Task item
Take the data below and filter it for lines containing the word "Remove"; show each line found.

Data extract
- - -

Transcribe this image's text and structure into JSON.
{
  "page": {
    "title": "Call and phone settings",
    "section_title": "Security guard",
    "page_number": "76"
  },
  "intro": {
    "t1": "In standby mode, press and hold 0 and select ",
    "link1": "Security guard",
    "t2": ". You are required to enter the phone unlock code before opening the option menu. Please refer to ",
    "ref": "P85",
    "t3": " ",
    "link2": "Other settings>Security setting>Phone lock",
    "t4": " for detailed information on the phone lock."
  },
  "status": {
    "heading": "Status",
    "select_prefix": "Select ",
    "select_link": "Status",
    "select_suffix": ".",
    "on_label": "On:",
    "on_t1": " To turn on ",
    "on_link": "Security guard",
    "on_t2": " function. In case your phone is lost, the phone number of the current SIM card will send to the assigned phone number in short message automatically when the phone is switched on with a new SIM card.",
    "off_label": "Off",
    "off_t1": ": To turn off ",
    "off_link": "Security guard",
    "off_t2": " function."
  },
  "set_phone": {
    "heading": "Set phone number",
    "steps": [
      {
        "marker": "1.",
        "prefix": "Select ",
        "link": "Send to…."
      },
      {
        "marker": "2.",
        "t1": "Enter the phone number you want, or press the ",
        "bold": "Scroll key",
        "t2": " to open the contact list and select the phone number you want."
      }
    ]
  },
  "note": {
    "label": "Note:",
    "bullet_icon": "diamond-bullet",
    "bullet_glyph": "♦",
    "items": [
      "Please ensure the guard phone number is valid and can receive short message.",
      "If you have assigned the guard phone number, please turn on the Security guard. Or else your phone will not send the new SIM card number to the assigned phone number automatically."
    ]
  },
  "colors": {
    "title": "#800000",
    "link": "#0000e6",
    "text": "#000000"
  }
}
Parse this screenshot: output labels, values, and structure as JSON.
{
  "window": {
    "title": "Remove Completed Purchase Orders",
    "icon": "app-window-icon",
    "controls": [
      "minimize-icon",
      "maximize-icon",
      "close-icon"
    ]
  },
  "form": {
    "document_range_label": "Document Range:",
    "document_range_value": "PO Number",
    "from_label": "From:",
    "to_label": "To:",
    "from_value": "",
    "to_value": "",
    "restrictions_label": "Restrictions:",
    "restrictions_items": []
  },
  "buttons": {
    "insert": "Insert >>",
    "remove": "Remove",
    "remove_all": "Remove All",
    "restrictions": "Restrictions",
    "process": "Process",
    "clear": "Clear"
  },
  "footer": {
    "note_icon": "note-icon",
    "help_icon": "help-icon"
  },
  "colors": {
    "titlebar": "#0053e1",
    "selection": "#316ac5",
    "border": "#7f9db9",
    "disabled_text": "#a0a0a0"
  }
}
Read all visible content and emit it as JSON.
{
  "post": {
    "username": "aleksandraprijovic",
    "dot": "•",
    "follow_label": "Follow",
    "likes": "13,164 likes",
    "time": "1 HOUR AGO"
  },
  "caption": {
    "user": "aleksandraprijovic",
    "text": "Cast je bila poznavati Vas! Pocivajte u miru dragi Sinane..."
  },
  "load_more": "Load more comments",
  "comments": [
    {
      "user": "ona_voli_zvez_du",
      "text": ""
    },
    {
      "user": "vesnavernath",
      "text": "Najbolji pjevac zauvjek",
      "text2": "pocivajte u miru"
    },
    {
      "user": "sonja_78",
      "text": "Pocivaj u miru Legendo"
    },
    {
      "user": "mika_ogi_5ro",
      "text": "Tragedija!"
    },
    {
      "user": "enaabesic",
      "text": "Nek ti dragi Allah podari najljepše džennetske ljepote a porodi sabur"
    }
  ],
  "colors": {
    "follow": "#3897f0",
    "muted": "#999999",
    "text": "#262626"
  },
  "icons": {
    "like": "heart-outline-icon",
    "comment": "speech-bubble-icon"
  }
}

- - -

Solution below
    "title": "Remove Completed Purchase Orders",
    "remove": "Remove",
    "remove_all": "Remove All",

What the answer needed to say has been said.